What is the future for your local property tax bill?
Doing nothing could mean huge increases in bills for households in 2020
Your property tax bill is not going to shoot up over the next couple of years, despite the rapid rise in house prices. That is unless you are one of the people who bought a new house since 2013, and may be pulled into the net for the first time.
However, there are implications for all household finances in whatever decision the Government makes in the months ahead on the future of the property tax, particularly if the way is left open for gradual annual rises after 2020.
Nothing will change in terms of what households pay before 2020 – which may well be the far side of the next general election. But the Minister for Finance has to make a decision. Doing nothing would mean the prospect of huge increases in bills for households in 2020 and there is political consensus that this cannot happen. Just this weekend Paschal Donohoe said that any changes in the future would be “moderate and affordable”.
The local property tax was introduced in 2013, and the idea was that the valuations – and thus the tax due – would be reviewed every three years. However, in the wake of a surprise jump in house prices, the former minister for finance Michael Noonan deferred the revaluations due in 2016 until 2019.
As things now stand, householders would have to revalue their properties in November 2019 and would pay higher bills in 2020 on foot of this.
Given the 70 per cent-plus rise in house prices nationally in the meantime, this would mean big increases – for example someone now paying €405 a year could face a rise to €675 or even €765 if they live in Dublin. And of course prices will keep rising over the next year, pushing potential bills yet higher.
With politicians on all sides saying this cannot happen – indeed Sinn Féin and some others continue to lobby for the abolition of the tax – the challenge for the Government is to find a sustainable way forward. An inter-departmental group is currently crunching the numbers with an announcement due in the budget in October.
One option would be to freeze the tax where it is. Doing this would protect the existing €477 million in revenue. However, it would mean the tax would slowly drift off into irrelevance in the years ahead as a kind of fixed annual charge, gradually declining as a percentage of total revenue.
It would also leave existing anomalies untouched – including the fact that anyone who bought a new house since 2013 is exempt, or indeed anyone who bought any kind of home – new or second-hand – in 2013 itself. Some 48,000 households are exempt from paying, mainly on this basis.
Doing so would nonetheless spark political controversy. New homes are often bought by first-time buyers who are typically younger and will have big mortgage commitments. This is one potential flash-point in the reform plan to come.

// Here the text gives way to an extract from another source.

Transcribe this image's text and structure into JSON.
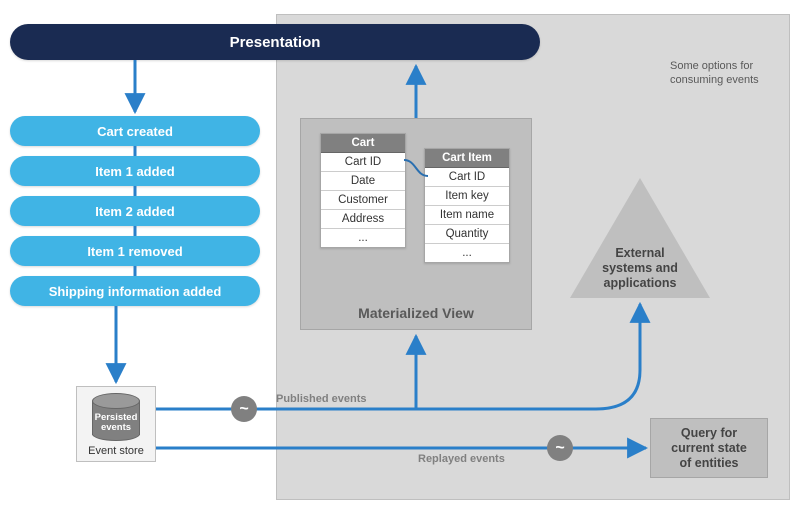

Another source of political difficulty is that any reform of the way the tax is assessed will leave some people better off and others worse off, even if the overall amount of tax raised stays the same.
In the wake of the water charge protests, Ministers will be only too well aware of the politically fraught territory they are in here
For example, one suggested approach would be to base the tax on new, updated, property valuations but lower the rate – currently 0.18 per cent on houses up to €1 million – to keep the overall amount collected the same. However, this would push some homeowners, whose house prices have increased by more than the average, into a higher band and thus higher repayments, while some others will end up paying a bit less.
Broadening the tax base
Then the question is how, in future, the tax is to be assessed and whether it will rise with house prices, or be decided centrally by government based on some other criteria, such as consumer price inflation, or an assessment of the financial needs of local authorities.
Any suggestion of a gradually increasing burden could prove politically controversial, despite the economic argument that property tax is a good way of broadening the tax base.
A 2015 report by Dr Don Thornhill, came down on the side of the government deciding each year what funding was needed and allocating minimum amounts to each local authority, who could then increase it by up to 15 per cent if they chose. This would turn a property tax into a local council charge or tax, altering the original base on which the tax was collected but maintaining its revenue. It would leave open the option of gradual increases.
It may be the kind of approach the Government opts for. However, in the wake of the water charge protests, Ministers will be only too well aware of the politically fraught territory they are in here.